Brief: Write the data below out again, with each line matching the original.

━━ Provided data ━━

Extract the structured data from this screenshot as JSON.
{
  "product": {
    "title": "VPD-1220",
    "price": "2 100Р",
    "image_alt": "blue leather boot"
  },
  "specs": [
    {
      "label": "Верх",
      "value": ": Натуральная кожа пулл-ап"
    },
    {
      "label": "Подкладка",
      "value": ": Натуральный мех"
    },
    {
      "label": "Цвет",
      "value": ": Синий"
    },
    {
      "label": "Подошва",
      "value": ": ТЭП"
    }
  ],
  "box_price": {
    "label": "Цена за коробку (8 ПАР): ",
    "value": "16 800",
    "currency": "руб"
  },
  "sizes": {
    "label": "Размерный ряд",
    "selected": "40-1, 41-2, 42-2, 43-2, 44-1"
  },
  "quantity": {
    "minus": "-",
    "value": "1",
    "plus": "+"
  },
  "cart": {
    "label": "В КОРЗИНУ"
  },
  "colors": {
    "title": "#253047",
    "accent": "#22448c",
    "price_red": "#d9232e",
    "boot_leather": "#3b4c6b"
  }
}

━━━

Solution to this problem:
Extract the structured data from this screenshot as JSON.
{
  "product": {
    "title": "VPD-1220",
    "price": "2 100Р",
    "image_alt": "blue leather boot"
  },
  "specs": [
    {
      "label": "Верх",
      "value": ": Натуральная кожа пулл-ап"
    },
    {
      "label": "Подкладка",
      "value": ": Натуральный мех"
    },
    {
      "label": "Цвет",
      "value": ": Синий"
    },
    {
      "label": "Подошва",
      "value": ": ТЭП"
    }
  ],
  "box_price": {
    "label": "Цена за коробку (8 ПАР): ",
    "value": "16 800",
    "currency": "руб"
  },
  "sizes": {
    "label": "Размерный ряд",
    "selected": "40-1, 41-2, 42-2, 43-2, 44-1"
  },
  "quantity": {
    "minus": "-",
    "value": "1",
    "plus": "+"
  },
  "cart": {
    "label": "В КОРЗИНУ"
  },
  "colors": {
    "title": "#253047",
    "accent": "#22448c",
    "price_red": "#d9232e",
    "boot_leather": "#3b4c6b"
  }
}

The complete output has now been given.